After successfully selling her first company, Ferreira’s entrepreneurial spirit continued to grow. In 2015, a book she co-authored called 2 Billion Under 20: How Millennials Are Breaking Down Age Barriers and Changing the World was published. Shortly after that, Ferreira became part of the Thiel Fellowship. Designed for young adults who either postpone or drop out of college to develop their entrepreneurial ideas, the Thiel Fellowship offers $100,000 in grant money to each recipient and provides an opportunity for fellows to connect with potential partners and investors. While there, Ferreira teamed up with her brother and actress Talulah Riley, who was formerly married to Elon Musk, to create Forge, a work scheduling application.
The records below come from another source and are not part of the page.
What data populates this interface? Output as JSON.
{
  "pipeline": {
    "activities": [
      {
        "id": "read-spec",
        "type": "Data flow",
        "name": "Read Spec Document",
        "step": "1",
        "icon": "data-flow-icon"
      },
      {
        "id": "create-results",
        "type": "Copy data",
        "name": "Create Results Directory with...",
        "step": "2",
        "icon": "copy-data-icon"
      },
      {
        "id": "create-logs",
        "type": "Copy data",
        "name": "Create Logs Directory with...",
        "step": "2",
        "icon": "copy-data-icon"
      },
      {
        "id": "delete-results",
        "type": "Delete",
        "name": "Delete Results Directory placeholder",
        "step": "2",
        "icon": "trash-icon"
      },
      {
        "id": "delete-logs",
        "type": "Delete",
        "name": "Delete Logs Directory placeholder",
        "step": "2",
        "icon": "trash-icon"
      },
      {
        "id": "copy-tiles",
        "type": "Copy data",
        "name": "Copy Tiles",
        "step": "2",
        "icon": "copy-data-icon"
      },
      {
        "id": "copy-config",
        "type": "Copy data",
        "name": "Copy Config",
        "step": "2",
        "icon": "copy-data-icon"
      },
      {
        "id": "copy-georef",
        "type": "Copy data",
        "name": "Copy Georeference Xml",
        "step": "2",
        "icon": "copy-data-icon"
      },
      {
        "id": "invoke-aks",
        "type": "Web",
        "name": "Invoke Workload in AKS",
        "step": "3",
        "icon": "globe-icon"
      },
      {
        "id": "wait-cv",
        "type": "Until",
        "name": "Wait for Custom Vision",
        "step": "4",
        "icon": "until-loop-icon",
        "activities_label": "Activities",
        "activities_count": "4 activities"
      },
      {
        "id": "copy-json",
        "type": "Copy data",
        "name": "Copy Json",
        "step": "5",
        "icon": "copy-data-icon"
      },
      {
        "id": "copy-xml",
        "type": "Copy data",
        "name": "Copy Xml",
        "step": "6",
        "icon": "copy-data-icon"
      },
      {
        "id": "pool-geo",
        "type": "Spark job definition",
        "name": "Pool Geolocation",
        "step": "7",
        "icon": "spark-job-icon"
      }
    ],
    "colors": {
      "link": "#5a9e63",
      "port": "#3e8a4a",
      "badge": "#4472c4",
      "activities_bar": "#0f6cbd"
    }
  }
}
Ferreira currently serves as the CEO.

In addition to her position at Forge, Ferreira also gives talks on entrepreneurship and building companies on behalf of the U.S. State Department and has presented at several TEDx conferences. Most recently, she was selected as one of Forbes’ 30 Under 30 for 2016.

Despite having accomplished more than most people her age, Ferreira isn’t inspirational solely because of her work products. While MySocialCloud, her book, and her most recent entrepreneurial endeavors are certainly impressive, it is her work ethic that stands out. Ferreira isn’t afraid to take (or make) her own path in order to follow her dreams. When most people see barriers, Ferreira sees opportunities. When her brother’s computer crashed, the pair looked for solutions; they didn’t cut their losses and move on. When neither of them had the money to meet Branson, they came up with a way to borrow from their parents and pay them back within a year. Most recently, when Ferreira postponed finishing college in order to join the Thiel Fellowship, she demonstrated that she wasn’t afraid to deviate from the beaten path and find a creative way to pursue something she was passionate about.

Whether or not you share Ferreira’s passions for technology and entrepreneurship, she is definitely one to watch.

 

Want to keep up with Stacey Ferreira? Connect with her on LinkedIn here or follow her on Twitter.